To Do The Wings...
5 lbs. chicken wings, fried for 10-12 minutes until done
1 tsp. kosher salt
1 tsp. coarse ground black pepper
2 cups all purpose flour or Frank Davis Chicken Fried Mix for dusting
Peanut oil for frying
Roll paper towels or Kraft brown bags for drainingTo Make The Hot Sauce Mixture: (Use medium size saucepan)
1 stick Fleischmann's margarine, softened
1 bottle Frank Davis Garlic Cayenne Hot Sauce
1 Tbsp. premium white wine vinegar
1/4 tsp. cayenne pepper
1/4 tsp. paprika
Hunt's BBQ sauce to taste (optional). Do not use hickory flavored BBQ sauce!

First and foremost, in a heavy high-sided frypan, heat the peanut oil to between 375 to 400 degrees. Some recipes say you can bake, grill, or broil the wings, but you really don't have 'authentic' Buffalo wings unless you deep-fry 'em in small batches. Hot wing lovers know that this is not a heart-healthy recipe!

It is important that you first wash the wings in cold running water. Then with a super-sharp knife split them at the joints (discard the wing tips), pat them well with paper towels, and air dry them on a rack in the refrigerator. This procedure alone will ensure crispy wings once they are deep-fried.

Next, simply dust them very lightly in the flour or the chicken-fried mix-do not dip them in an egg wash and coat them with a batter. The only reason you even want them floured is because the light coating helps to keep the sauce on the wings. I also recommend that if possible you separate the drumettes from the mid-wing sections and fry them separately-the drumettes will take a few minutes longer to cook than the mid-wings.

When you're ready to fix 'em, drop about 15 wings at a time into the hot oil (each wing piece should be submerged in the oil-you want to deep fry 'em, not pan fry 'em). Then fry the batch for about 12 to 14 minutes, stirring them occasionally. You can figure they're done when the rapidly bubbling oil subsides significantly in the skillet. A couple of batches and you'll get the hang of it!
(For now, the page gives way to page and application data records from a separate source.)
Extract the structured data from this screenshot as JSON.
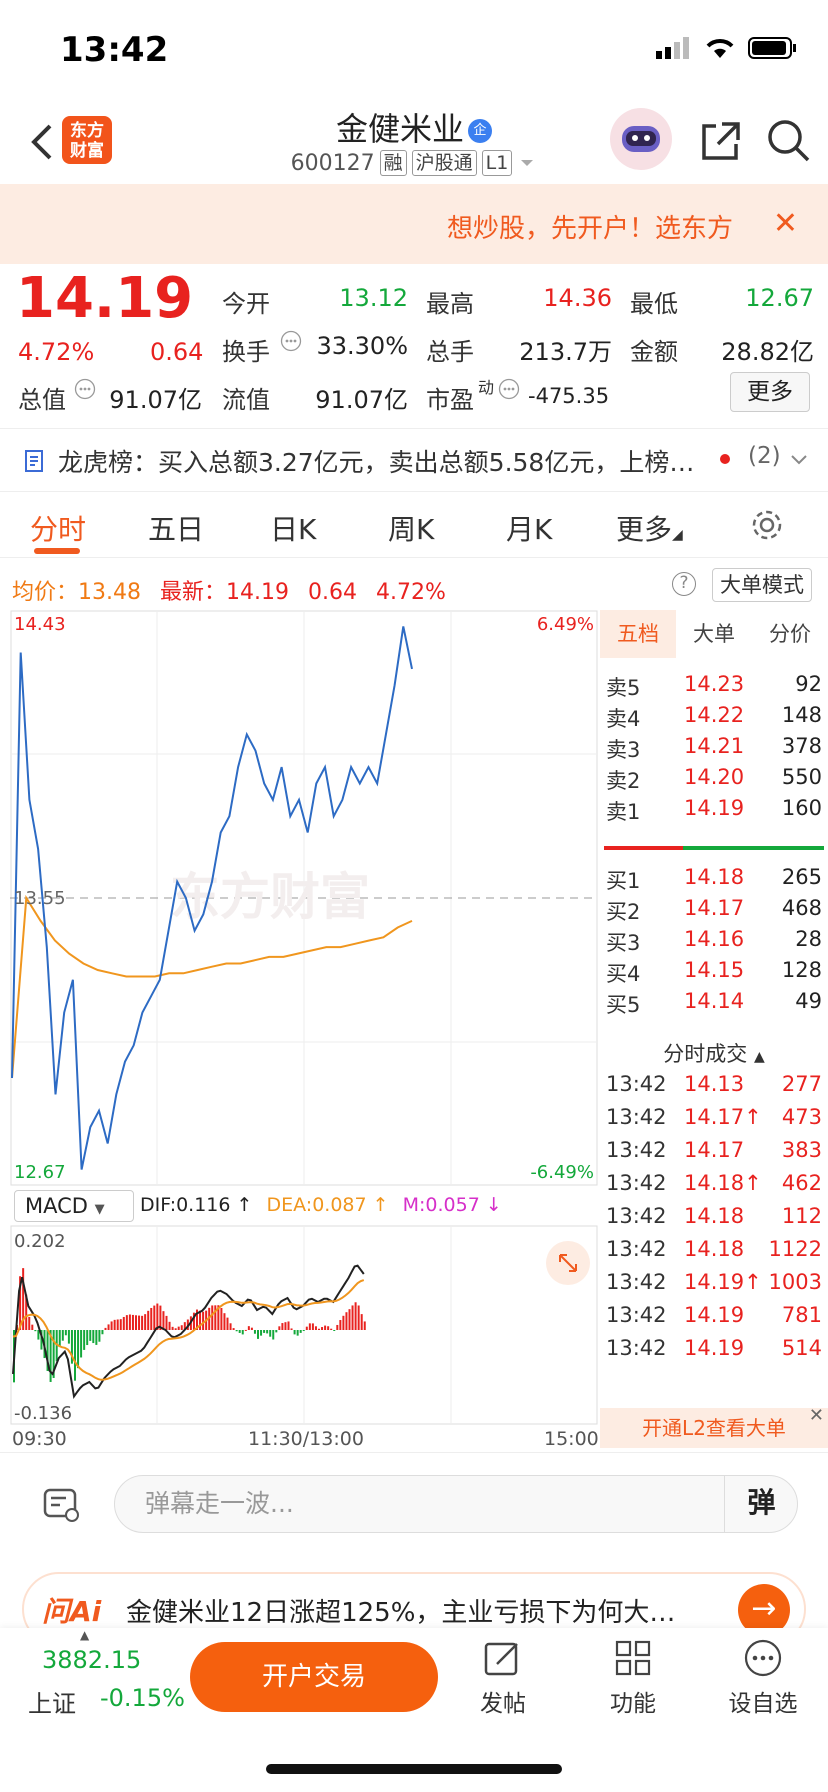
{
  "status": {
    "time": "13:42"
  },
  "header": {
    "logo": "东方\n财富",
    "name": "金健米业",
    "badge": "企",
    "code": "600127",
    "tags": [
      "融",
      "沪股通",
      "L1"
    ]
  },
  "promo": {
    "text": "想炒股，先开户！选东方"
  },
  "quote": {
    "price": "14.19",
    "pct": "4.72%",
    "change": "0.64",
    "labels": {
      "open": "今开",
      "high": "最高",
      "low": "最低",
      "turnover": "换手",
      "volume": "总手",
      "amount": "金额",
      "mktcap": "总值",
      "float": "流值",
      "pe": "市盈"
    },
    "values": {
      "open": "13.12",
      "high": "14.36",
      "low": "12.67",
      "turnover": "33.30%",
      "volume": "213.7万",
      "amount": "28.82亿",
      "mktcap": "91.07亿",
      "float": "91.07亿",
      "pe": "-475.35"
    },
    "pe_sup": "动",
    "more_label": "更多"
  },
  "lhb": {
    "text": "龙虎榜：买入总额3.27亿元，卖出总额5.58亿元，上榜…",
    "count": "(2)"
  },
  "tabs": [
    "分时",
    "五日",
    "日K",
    "周K",
    "月K",
    "更多"
  ],
  "avgrow": {
    "avg_label": "均价：",
    "avg": "13.48",
    "latest_label": "最新：",
    "latest": "14.19",
    "change": "0.64",
    "pct": "4.72%",
    "bigorder": "大单模式",
    "help": "?"
  },
  "chart_data": {
    "type": "line",
    "y_labels": {
      "top": "14.43",
      "mid": "13.55",
      "bottom": "12.67",
      "pct_top": "6.49%",
      "pct_bottom": "-6.49%"
    },
    "x_labels": [
      "09:30",
      "11:30/13:00",
      "15:00"
    ],
    "ylim": [
      12.67,
      14.43
    ],
    "series": [
      {
        "color": "#2d6bc4",
        "values": [
          13.0,
          14.3,
          13.85,
          13.7,
          13.4,
          12.95,
          13.2,
          13.3,
          12.72,
          12.85,
          12.9,
          12.8,
          12.95,
          13.05,
          13.1,
          13.2,
          13.25,
          13.3,
          13.45,
          13.6,
          13.55,
          13.45,
          13.5,
          13.6,
          13.75,
          13.8,
          13.95,
          14.05,
          14.0,
          13.9,
          13.85,
          13.95,
          13.8,
          13.85,
          13.75,
          13.9,
          13.95,
          13.8,
          13.85,
          13.95,
          13.9,
          13.95,
          13.9,
          14.05,
          14.2,
          14.38,
          14.25
        ]
      },
      {
        "color": "#f0961e",
        "values": [
          13.0,
          13.55,
          13.48,
          13.42,
          13.38,
          13.35,
          13.33,
          13.32,
          13.31,
          13.31,
          13.31,
          13.32,
          13.32,
          13.33,
          13.34,
          13.35,
          13.35,
          13.36,
          13.37,
          13.37,
          13.38,
          13.39,
          13.4,
          13.4,
          13.41,
          13.42,
          13.43,
          13.46,
          13.48
        ]
      }
    ],
    "macd": {
      "label": "MACD",
      "dif_label": "DIF:0.116",
      "dea_label": "DEA:0.087",
      "m_label": "M:0.057",
      "top": "0.202",
      "bottom": "-0.136"
    }
  },
  "orderbook": {
    "tabs": [
      "五档",
      "大单",
      "分价"
    ],
    "sells": [
      [
        "卖5",
        "14.23",
        "92"
      ],
      [
        "卖4",
        "14.22",
        "148"
      ],
      [
        "卖3",
        "14.21",
        "378"
      ],
      [
        "卖2",
        "14.20",
        "550"
      ],
      [
        "卖1",
        "14.19",
        "160"
      ]
    ],
    "buys": [
      [
        "买1",
        "14.18",
        "265"
      ],
      [
        "买2",
        "14.17",
        "468"
      ],
      [
        "买3",
        "14.16",
        "28"
      ],
      [
        "买4",
        "14.15",
        "128"
      ],
      [
        "买5",
        "14.14",
        "49"
      ]
    ],
    "ticks_head": "分时成交",
    "ticks": [
      [
        "13:42",
        "14.13",
        "277"
      ],
      [
        "13:42",
        "14.17↑",
        "473"
      ],
      [
        "13:42",
        "14.17",
        "383"
      ],
      [
        "13:42",
        "14.18↑",
        "462"
      ],
      [
        "13:42",
        "14.18",
        "112"
      ],
      [
        "13:42",
        "14.18",
        "1122"
      ],
      [
        "13:42",
        "14.19↑",
        "1003"
      ],
      [
        "13:42",
        "14.19",
        "781"
      ],
      [
        "13:42",
        "14.19",
        "514"
      ]
    ],
    "l2": "开通L2查看大单"
  },
  "comment": {
    "placeholder": "弹幕走一波...",
    "danmu": "弹"
  },
  "ai": {
    "logo": "问Ai",
    "text": "金健米业12日涨超125%，主业亏损下为何大…"
  },
  "bottom": {
    "index_value": "3882.15",
    "index_name": "上证",
    "index_pct": "-0.15%",
    "open_btn": "开户交易",
    "post": "发帖",
    "func": "功能",
    "watch": "设自选"
  }
}
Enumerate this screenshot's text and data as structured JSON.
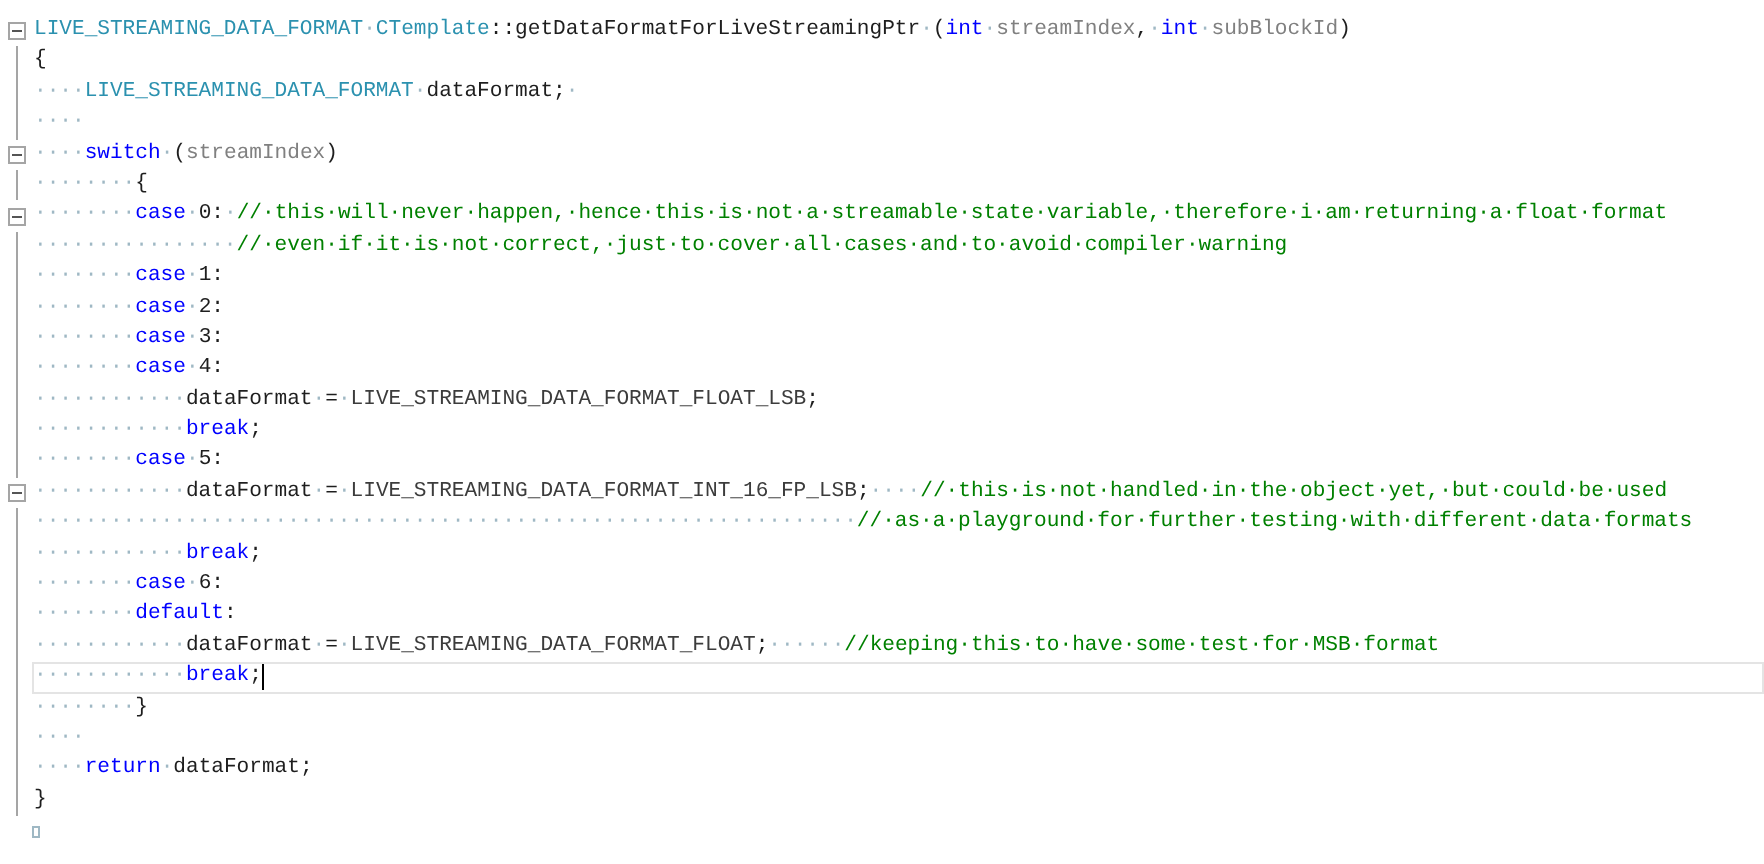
{
  "lines": [
    {
      "fold": true,
      "current": false,
      "tokens": [
        {
          "kind": "type",
          "text": "LIVE_STREAMING_DATA_FORMAT"
        },
        {
          "kind": "ws",
          "text": "·"
        },
        {
          "kind": "type",
          "text": "CTemplate"
        },
        {
          "kind": "plain",
          "text": "::getDataFormatForLiveStreamingPtr"
        },
        {
          "kind": "ws",
          "text": "·"
        },
        {
          "kind": "plain",
          "text": "("
        },
        {
          "kind": "kw",
          "text": "int"
        },
        {
          "kind": "ws",
          "text": "·"
        },
        {
          "kind": "param",
          "text": "streamIndex"
        },
        {
          "kind": "plain",
          "text": ","
        },
        {
          "kind": "ws",
          "text": "·"
        },
        {
          "kind": "kw",
          "text": "int"
        },
        {
          "kind": "ws",
          "text": "·"
        },
        {
          "kind": "param",
          "text": "subBlockId"
        },
        {
          "kind": "plain",
          "text": ")"
        }
      ]
    },
    {
      "fold": false,
      "current": false,
      "tokens": [
        {
          "kind": "plain",
          "text": "{"
        }
      ]
    },
    {
      "fold": false,
      "current": false,
      "tokens": [
        {
          "kind": "ws",
          "text": "····"
        },
        {
          "kind": "type",
          "text": "LIVE_STREAMING_DATA_FORMAT"
        },
        {
          "kind": "ws",
          "text": "·"
        },
        {
          "kind": "plain",
          "text": "dataFormat;"
        },
        {
          "kind": "ws",
          "text": "·"
        }
      ]
    },
    {
      "fold": false,
      "current": false,
      "tokens": [
        {
          "kind": "ws",
          "text": "····"
        }
      ]
    },
    {
      "fold": true,
      "current": false,
      "tokens": [
        {
          "kind": "ws",
          "text": "····"
        },
        {
          "kind": "kw",
          "text": "switch"
        },
        {
          "kind": "ws",
          "text": "·"
        },
        {
          "kind": "plain",
          "text": "("
        },
        {
          "kind": "param",
          "text": "streamIndex"
        },
        {
          "kind": "plain",
          "text": ")"
        }
      ]
    },
    {
      "fold": false,
      "current": false,
      "tokens": [
        {
          "kind": "ws",
          "text": "········"
        },
        {
          "kind": "plain",
          "text": "{"
        }
      ]
    },
    {
      "fold": true,
      "current": false,
      "tokens": [
        {
          "kind": "ws",
          "text": "········"
        },
        {
          "kind": "kw",
          "text": "case"
        },
        {
          "kind": "ws",
          "text": "·"
        },
        {
          "kind": "plain",
          "text": "0:"
        },
        {
          "kind": "ws",
          "text": "·"
        },
        {
          "kind": "comment",
          "text": "//·this·will·never·happen,·hence·this·is·not·a·streamable·state·variable,·therefore·i·am·returning·a·float·format"
        }
      ]
    },
    {
      "fold": false,
      "current": false,
      "tokens": [
        {
          "kind": "ws",
          "text": "················"
        },
        {
          "kind": "comment",
          "text": "//·even·if·it·is·not·correct,·just·to·cover·all·cases·and·to·avoid·compiler·warning"
        }
      ]
    },
    {
      "fold": false,
      "current": false,
      "tokens": [
        {
          "kind": "ws",
          "text": "········"
        },
        {
          "kind": "kw",
          "text": "case"
        },
        {
          "kind": "ws",
          "text": "·"
        },
        {
          "kind": "plain",
          "text": "1:"
        }
      ]
    },
    {
      "fold": false,
      "current": false,
      "tokens": [
        {
          "kind": "ws",
          "text": "········"
        },
        {
          "kind": "kw",
          "text": "case"
        },
        {
          "kind": "ws",
          "text": "·"
        },
        {
          "kind": "plain",
          "text": "2:"
        }
      ]
    },
    {
      "fold": false,
      "current": false,
      "tokens": [
        {
          "kind": "ws",
          "text": "········"
        },
        {
          "kind": "kw",
          "text": "case"
        },
        {
          "kind": "ws",
          "text": "·"
        },
        {
          "kind": "plain",
          "text": "3:"
        }
      ]
    },
    {
      "fold": false,
      "current": false,
      "tokens": [
        {
          "kind": "ws",
          "text": "········"
        },
        {
          "kind": "kw",
          "text": "case"
        },
        {
          "kind": "ws",
          "text": "·"
        },
        {
          "kind": "plain",
          "text": "4:"
        }
      ]
    },
    {
      "fold": false,
      "current": false,
      "tokens": [
        {
          "kind": "ws",
          "text": "············"
        },
        {
          "kind": "plain",
          "text": "dataFormat"
        },
        {
          "kind": "ws",
          "text": "·"
        },
        {
          "kind": "plain",
          "text": "="
        },
        {
          "kind": "ws",
          "text": "·"
        },
        {
          "kind": "macro",
          "text": "LIVE_STREAMING_DATA_FORMAT_FLOAT_LSB"
        },
        {
          "kind": "plain",
          "text": ";"
        }
      ]
    },
    {
      "fold": false,
      "current": false,
      "tokens": [
        {
          "kind": "ws",
          "text": "············"
        },
        {
          "kind": "kw",
          "text": "break"
        },
        {
          "kind": "plain",
          "text": ";"
        }
      ]
    },
    {
      "fold": false,
      "current": false,
      "tokens": [
        {
          "kind": "ws",
          "text": "········"
        },
        {
          "kind": "kw",
          "text": "case"
        },
        {
          "kind": "ws",
          "text": "·"
        },
        {
          "kind": "plain",
          "text": "5:"
        }
      ]
    },
    {
      "fold": true,
      "current": false,
      "tokens": [
        {
          "kind": "ws",
          "text": "············"
        },
        {
          "kind": "plain",
          "text": "dataFormat"
        },
        {
          "kind": "ws",
          "text": "·"
        },
        {
          "kind": "plain",
          "text": "="
        },
        {
          "kind": "ws",
          "text": "·"
        },
        {
          "kind": "macro",
          "text": "LIVE_STREAMING_DATA_FORMAT_INT_16_FP_LSB"
        },
        {
          "kind": "plain",
          "text": ";"
        },
        {
          "kind": "ws",
          "text": "····"
        },
        {
          "kind": "comment",
          "text": "//·this·is·not·handled·in·the·object·yet,·but·could·be·used"
        }
      ]
    },
    {
      "fold": false,
      "current": false,
      "tokens": [
        {
          "kind": "ws",
          "text": "·································································"
        },
        {
          "kind": "comment",
          "text": "//·as·a·playground·for·further·testing·with·different·data·formats"
        }
      ]
    },
    {
      "fold": false,
      "current": false,
      "tokens": [
        {
          "kind": "ws",
          "text": "············"
        },
        {
          "kind": "kw",
          "text": "break"
        },
        {
          "kind": "plain",
          "text": ";"
        }
      ]
    },
    {
      "fold": false,
      "current": false,
      "tokens": [
        {
          "kind": "ws",
          "text": "········"
        },
        {
          "kind": "kw",
          "text": "case"
        },
        {
          "kind": "ws",
          "text": "·"
        },
        {
          "kind": "plain",
          "text": "6:"
        }
      ]
    },
    {
      "fold": false,
      "current": false,
      "tokens": [
        {
          "kind": "ws",
          "text": "········"
        },
        {
          "kind": "kw",
          "text": "default"
        },
        {
          "kind": "plain",
          "text": ":"
        }
      ]
    },
    {
      "fold": false,
      "current": false,
      "tokens": [
        {
          "kind": "ws",
          "text": "············"
        },
        {
          "kind": "plain",
          "text": "dataFormat"
        },
        {
          "kind": "ws",
          "text": "·"
        },
        {
          "kind": "plain",
          "text": "="
        },
        {
          "kind": "ws",
          "text": "·"
        },
        {
          "kind": "macro",
          "text": "LIVE_STREAMING_DATA_FORMAT_FLOAT"
        },
        {
          "kind": "plain",
          "text": ";"
        },
        {
          "kind": "ws",
          "text": "······"
        },
        {
          "kind": "comment",
          "text": "//keeping·this·to·have·some·test·for·MSB·format"
        }
      ]
    },
    {
      "fold": false,
      "current": true,
      "tokens": [
        {
          "kind": "ws",
          "text": "············"
        },
        {
          "kind": "kw",
          "text": "break"
        },
        {
          "kind": "plain",
          "text": ";"
        }
      ]
    },
    {
      "fold": false,
      "current": false,
      "tokens": [
        {
          "kind": "ws",
          "text": "········"
        },
        {
          "kind": "plain",
          "text": "}"
        }
      ]
    },
    {
      "fold": false,
      "current": false,
      "tokens": [
        {
          "kind": "ws",
          "text": "····"
        }
      ]
    },
    {
      "fold": false,
      "current": false,
      "tokens": [
        {
          "kind": "ws",
          "text": "····"
        },
        {
          "kind": "kw",
          "text": "return"
        },
        {
          "kind": "ws",
          "text": "·"
        },
        {
          "kind": "plain",
          "text": "dataFormat;"
        }
      ]
    },
    {
      "fold": false,
      "current": false,
      "tokens": [
        {
          "kind": "plain",
          "text": "}"
        }
      ]
    }
  ]
}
In the meantime, while the wings are frying, make the hot sauce mixture.

In a 3-quart saucepan, first melt the margarine. Then briskly stir in the hot sauce, the vinegar, the paprika, and the cayenne.

But once everything is totally combined, remove the pan from the fire right away! Cooked too long over the flame, the sauce will break!

When it's time for the wings to come out of the hot oil, simply lift them out either with a slotted spoon or a pair of tongs and place them immediately on either paper towels or brown grocery bags to drain. Then put them into an extra-large stainless steel bowl, ladle the sauce over them, and toss them briskly to liberally coat each wing part thoroughly.

The trick to getting them 'just right' is to toss them with 'just the right amount' of hot sauce mix. You don't want them dripping with sauce-you're not marinating them. And the more sauce you use the hotter they will become.

All that's left to do now is place the wings on a shallow baking sheet, slide them into a preheated 400-degree oven for about 5 minutes or so to bake on the sauce, and then serve them with celery sticks, carrot sticks, and a big bowl of Roquefort dip. This sho' is some fine vittles!


Chef's Notes:

1-Just in case you want to make your own gourmet Roquefort Wing Dip, here's the recipe:

1/2 cup high-quality bleu cheese chunks
1 pkg. Philadelphia Cream Cheese, 3 oz.-size softened
1/2 cup Blue Plate Mayonnaise
1 Tbsp. lemon juice, fresh squeezed
1 Tbsp. premium white wine vinegar
1/2 cup sour cream

Put everything into a non-reactive bowl (preferably glass) and combine thoroughly. Then cover with plastic wrap and chill for at least three hours. This keeps well in the refrigerator for about 10 days.

2- The basic formula for hot sauce is x amount of margarine to x amount of hot sauce (with a little BBQ sauce tossed in to tone down the heat a little if so desired). But to increase the heat intensity of the sauce, simply do the following:
For mild sauce, use equal parts of hot sauce and margarine.
For medium sauce, use twice the amount of hot sauce as margarine.
For killer sauce, use three times the amount of hot sauce as margarine.
For kiddie wings, just splash a few drops of the hot sauce into the margarine.

3-If you don't have a large stainless steel bowl, you can put the wings into a large container with a cover, pour on the hot sauce, and shake the container briskly until each of the wings is thoroughly coated.

4-For the ultimate in Buffalo Hot Wings, try to buy what are called 'grinders,' extra meaty, extra large, unfrozen chicken wings. They are, however, sometimes hard to find.

5-Just for the record, the word is that the old Anchor Bar and Grill still serves over 1,000 pounds of hot wings every day!